Contusions can develop into massive hemorrhages and are the cause of about 2/3 of Acute Subdural Hematomas. Most brain contusions arise at the base of the frontal and temporal lobes and that the frontal and temporal contusions tend to show a symmetrical distribution after impacts in the sagittal plane. A quasi-static MR study on human volunteers performed at KU Leuven showed that head motion in the sagittal plane results in an up and down motion of the frontal and temporal lobes. The nature of the relative brain-skull motion after occipital head impacts was previously also confirmed by means of cadaver experiments. These findings, in conjunction with data from animal contusion models, indicate that compressive stresses developed in the cortex, secondary to the up and down beating on the skull base, are the causative mechanism for the typical frontotemporal contusions. If tissue level failure criteria were known for the cerebral cortex in terms of critical compressive stress, it could be possible to investigate critical head rotational acceleration levels for different pulse durations and acceleration directions using the head finite element modeling expertise acquired in our previous research. The quality of finite element predictions depends on accurate material definitions used for all components. While the material properties of bone, cerebrospinal fluid and bridging veins were already investigated, the difficulty remains of conflicting data in brain material properties proposed in literature.


The scientific goal of HEADS is to improve the understanding of head impact injury and to design new helmet standard test methods that recognise the influence of rotational kinematics. This will lead to improved helmets and a reduction in the severity of injuries and the numbers of fatalities. This objective will be achieved through a combination of computational simulations of real-life accidents, experimental and computational investigation of injury thresholds, and design of new helmet certification tests.
In this research project specifically, the goal is to establish an experimentally substantiated and numerically verified threshold for head injury, in mechanically quantifiable terms. This threshold can be used in the design requirements of new protective headgear.
Experimental work is foreseen to provide sufficient data to establish a refined constitutive model for brain tissue and to provide input into a head injury threshold. First, experimental assessment of brain mechanical behavior under different loading conditions (compression, tension, and shear) for mature brains and immature brains of different ages will be performed in an animal model. This will be combined with morphological observations made through histological investigations, in order to achieve a complete structural characterization of brain parenchyma. Second, different levels of controlled cortical impacts in terms of indention, velocity and resulting compressive stress will be related to the histopathological findings in terms of contusion occurrence after sacrificing the animals. Third, the results of the two previous tasks will be integrated into a tolerance criterion for cerebral brain contusions, with the aid of finite element modeling. This will yield an improved insight into the mechanogenesis of frontotemporal contusions and maybe into an (age-specific) contusion tolerance criterion provided animals of different ages will be tested.

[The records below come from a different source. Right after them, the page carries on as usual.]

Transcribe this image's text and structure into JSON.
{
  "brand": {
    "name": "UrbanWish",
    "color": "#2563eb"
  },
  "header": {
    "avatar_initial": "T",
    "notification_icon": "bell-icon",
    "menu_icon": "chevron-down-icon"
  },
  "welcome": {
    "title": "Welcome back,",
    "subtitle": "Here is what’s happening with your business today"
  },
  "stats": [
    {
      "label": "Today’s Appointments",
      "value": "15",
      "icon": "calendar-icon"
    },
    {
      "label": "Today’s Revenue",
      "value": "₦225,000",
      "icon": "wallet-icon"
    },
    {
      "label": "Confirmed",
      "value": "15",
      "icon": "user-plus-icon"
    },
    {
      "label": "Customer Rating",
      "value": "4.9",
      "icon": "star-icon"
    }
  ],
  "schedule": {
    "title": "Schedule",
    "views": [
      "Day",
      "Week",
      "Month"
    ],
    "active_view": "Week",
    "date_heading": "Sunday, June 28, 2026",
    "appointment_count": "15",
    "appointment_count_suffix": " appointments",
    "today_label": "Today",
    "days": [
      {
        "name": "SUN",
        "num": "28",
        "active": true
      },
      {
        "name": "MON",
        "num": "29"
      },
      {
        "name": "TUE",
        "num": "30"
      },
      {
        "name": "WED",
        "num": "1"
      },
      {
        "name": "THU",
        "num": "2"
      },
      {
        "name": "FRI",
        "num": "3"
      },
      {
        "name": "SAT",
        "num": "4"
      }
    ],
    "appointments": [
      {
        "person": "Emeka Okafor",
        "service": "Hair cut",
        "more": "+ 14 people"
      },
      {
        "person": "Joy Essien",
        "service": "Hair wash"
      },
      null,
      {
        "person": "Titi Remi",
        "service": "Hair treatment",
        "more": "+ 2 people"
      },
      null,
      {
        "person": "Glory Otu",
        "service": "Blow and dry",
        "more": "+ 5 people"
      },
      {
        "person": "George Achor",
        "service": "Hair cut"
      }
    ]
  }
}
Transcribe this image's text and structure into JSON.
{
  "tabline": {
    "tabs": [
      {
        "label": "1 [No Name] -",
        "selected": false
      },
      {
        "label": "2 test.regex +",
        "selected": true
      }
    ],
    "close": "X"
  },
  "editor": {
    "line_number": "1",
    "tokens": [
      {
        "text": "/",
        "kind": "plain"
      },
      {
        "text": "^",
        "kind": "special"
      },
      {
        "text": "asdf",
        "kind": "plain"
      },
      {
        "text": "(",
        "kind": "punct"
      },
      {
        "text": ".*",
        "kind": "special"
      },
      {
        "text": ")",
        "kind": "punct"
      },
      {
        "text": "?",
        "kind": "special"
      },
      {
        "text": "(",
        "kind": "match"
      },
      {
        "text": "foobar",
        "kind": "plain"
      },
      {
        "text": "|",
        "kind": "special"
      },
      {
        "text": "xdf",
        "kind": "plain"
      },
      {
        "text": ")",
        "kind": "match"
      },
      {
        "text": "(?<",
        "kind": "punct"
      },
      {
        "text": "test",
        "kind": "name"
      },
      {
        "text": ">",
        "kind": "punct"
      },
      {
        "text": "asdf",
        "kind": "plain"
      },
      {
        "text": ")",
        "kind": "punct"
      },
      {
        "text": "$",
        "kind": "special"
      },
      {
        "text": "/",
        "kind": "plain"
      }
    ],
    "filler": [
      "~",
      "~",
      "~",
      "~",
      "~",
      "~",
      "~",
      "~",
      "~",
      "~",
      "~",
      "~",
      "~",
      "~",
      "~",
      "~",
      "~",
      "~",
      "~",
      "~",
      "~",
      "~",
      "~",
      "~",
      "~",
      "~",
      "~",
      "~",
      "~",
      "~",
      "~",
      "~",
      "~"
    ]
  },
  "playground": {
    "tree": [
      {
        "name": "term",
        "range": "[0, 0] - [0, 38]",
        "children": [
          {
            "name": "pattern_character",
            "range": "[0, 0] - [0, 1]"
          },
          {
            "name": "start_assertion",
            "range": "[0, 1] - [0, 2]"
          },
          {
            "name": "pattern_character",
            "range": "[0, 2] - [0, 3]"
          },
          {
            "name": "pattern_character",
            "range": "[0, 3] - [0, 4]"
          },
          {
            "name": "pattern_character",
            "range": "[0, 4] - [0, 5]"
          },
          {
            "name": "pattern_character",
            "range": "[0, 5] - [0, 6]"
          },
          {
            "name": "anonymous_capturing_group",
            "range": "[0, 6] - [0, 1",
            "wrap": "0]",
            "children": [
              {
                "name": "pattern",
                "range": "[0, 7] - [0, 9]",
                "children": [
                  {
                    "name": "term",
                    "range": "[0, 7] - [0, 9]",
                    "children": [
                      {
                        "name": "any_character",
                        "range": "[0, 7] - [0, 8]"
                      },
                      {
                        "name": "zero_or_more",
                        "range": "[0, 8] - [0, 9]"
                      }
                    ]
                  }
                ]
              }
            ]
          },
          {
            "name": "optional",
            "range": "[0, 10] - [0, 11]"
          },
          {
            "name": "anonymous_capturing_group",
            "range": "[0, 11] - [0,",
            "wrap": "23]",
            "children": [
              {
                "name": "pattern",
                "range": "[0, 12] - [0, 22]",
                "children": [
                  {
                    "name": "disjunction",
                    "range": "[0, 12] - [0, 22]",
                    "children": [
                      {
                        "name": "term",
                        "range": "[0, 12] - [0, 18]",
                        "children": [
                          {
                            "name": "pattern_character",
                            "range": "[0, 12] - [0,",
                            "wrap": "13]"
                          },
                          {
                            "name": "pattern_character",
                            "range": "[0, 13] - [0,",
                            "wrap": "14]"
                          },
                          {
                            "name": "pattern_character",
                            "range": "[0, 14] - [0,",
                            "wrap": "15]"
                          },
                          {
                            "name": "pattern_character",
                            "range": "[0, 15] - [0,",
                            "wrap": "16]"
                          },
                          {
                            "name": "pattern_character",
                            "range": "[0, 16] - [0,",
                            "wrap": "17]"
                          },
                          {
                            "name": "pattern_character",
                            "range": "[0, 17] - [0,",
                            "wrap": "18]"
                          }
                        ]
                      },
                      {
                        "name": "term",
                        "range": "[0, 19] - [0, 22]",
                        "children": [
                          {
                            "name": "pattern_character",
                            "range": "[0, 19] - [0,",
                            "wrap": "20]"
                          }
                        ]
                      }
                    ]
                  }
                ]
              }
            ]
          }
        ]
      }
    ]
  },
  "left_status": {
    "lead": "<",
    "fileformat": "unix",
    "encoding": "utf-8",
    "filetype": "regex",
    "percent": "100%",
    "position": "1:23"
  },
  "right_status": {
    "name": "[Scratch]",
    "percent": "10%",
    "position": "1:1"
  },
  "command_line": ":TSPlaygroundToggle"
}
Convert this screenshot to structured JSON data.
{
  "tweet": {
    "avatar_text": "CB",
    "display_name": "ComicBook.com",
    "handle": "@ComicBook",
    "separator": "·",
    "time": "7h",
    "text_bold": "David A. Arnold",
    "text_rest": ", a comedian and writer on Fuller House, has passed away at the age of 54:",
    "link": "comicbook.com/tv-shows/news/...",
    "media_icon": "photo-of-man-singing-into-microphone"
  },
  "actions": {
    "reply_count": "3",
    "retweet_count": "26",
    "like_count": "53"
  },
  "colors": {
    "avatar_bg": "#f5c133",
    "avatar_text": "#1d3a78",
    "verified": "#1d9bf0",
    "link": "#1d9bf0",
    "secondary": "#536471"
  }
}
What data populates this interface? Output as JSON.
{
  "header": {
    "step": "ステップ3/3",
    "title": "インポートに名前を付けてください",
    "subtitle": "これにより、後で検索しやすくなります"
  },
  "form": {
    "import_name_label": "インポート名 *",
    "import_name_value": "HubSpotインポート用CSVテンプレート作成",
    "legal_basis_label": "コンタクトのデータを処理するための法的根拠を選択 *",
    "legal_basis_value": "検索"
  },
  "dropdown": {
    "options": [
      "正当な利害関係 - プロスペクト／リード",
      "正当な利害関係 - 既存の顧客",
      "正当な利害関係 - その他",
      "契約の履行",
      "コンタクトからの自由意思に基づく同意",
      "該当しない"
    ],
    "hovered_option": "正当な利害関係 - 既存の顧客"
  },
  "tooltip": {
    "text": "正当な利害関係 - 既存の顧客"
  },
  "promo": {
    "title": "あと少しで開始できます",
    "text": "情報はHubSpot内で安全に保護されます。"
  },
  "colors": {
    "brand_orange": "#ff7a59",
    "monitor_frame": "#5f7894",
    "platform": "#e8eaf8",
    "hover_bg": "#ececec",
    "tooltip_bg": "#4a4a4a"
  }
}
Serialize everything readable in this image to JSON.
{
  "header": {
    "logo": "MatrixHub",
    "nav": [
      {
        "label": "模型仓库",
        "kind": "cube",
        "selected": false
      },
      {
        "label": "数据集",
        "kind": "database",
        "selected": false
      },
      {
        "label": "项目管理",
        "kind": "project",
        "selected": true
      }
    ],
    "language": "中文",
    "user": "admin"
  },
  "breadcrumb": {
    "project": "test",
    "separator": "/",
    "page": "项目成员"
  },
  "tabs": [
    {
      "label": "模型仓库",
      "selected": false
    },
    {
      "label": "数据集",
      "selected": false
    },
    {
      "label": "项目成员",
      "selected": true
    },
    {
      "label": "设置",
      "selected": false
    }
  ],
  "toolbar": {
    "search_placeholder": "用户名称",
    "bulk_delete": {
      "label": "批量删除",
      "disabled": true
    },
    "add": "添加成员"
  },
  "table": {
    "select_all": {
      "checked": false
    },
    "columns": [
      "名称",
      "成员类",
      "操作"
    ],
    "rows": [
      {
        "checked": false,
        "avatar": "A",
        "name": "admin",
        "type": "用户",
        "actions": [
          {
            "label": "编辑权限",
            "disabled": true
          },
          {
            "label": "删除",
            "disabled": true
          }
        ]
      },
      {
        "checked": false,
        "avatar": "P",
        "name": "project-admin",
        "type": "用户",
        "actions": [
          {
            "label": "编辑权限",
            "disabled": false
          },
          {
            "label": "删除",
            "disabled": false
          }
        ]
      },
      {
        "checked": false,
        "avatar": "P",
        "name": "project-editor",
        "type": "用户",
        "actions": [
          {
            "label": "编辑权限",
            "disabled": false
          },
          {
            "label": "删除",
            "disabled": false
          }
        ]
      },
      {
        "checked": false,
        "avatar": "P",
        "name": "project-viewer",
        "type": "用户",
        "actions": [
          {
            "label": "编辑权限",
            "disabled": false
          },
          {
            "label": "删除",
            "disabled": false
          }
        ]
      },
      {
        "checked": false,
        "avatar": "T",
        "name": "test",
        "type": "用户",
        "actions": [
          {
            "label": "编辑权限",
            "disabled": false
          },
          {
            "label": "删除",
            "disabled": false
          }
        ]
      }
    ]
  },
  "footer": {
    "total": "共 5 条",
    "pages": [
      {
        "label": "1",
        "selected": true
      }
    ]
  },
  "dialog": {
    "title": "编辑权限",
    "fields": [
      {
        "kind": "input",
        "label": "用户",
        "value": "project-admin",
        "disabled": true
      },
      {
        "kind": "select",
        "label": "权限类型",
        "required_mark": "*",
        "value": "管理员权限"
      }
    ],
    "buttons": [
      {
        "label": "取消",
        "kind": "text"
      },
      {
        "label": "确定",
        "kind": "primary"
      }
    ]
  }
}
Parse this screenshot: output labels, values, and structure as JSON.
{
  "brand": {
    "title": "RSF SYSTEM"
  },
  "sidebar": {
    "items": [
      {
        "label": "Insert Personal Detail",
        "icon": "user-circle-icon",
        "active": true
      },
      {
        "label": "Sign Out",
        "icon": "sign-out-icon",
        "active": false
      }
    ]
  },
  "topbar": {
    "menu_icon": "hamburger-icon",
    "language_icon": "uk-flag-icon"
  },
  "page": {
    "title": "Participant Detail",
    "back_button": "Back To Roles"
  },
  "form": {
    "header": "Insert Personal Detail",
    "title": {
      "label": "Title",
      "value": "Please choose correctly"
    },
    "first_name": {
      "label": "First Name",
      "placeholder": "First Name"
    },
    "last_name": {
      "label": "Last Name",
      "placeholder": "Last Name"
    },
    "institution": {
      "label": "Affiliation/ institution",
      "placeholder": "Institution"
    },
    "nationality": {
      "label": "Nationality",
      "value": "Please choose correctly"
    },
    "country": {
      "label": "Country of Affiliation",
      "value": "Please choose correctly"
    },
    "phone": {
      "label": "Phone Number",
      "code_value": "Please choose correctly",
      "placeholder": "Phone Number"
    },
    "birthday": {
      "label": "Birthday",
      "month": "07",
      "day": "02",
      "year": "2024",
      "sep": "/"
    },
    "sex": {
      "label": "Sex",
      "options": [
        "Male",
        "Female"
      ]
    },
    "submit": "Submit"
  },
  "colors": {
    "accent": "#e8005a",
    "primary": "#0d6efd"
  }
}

Master in Biomedical Engineering, Mechanical Engineering or equivalent, preferably with a biomechanics background. Knowledge of continuum mechanics, finite element modeling and material property characterization is considered a plus.
The candidate cannot have resided in Belgium for more than 12 months in the last 3 years prior to the start of the position.
KU Leuven is an equal opportunity employer.


2 years of funding are currently guaranteed. Further funding to complete a 4 year PhD is currently actively being applied for.

The researcher is offered a 2 (+2) year highly specialised research training, making the candidate an expert in head impact biomechanics and helmet design technologies as well as being aware of commercialisable market opportunities. The researcher will work in world-class facilities with highly qualified experts, and will benefit from the training scheme developed based on the expertise of academic and industrial partners. This project will reach a new level of understanding of head injury and how head injury should be prevented, with directly applicable results to European industry. It will develop a well-networked group of young engineers and scientists into world class researchers and innovators with numerous career paths open to them, who will advance technology for the benefit of society and maintain Europe as a global leader in industrial development.

How to apply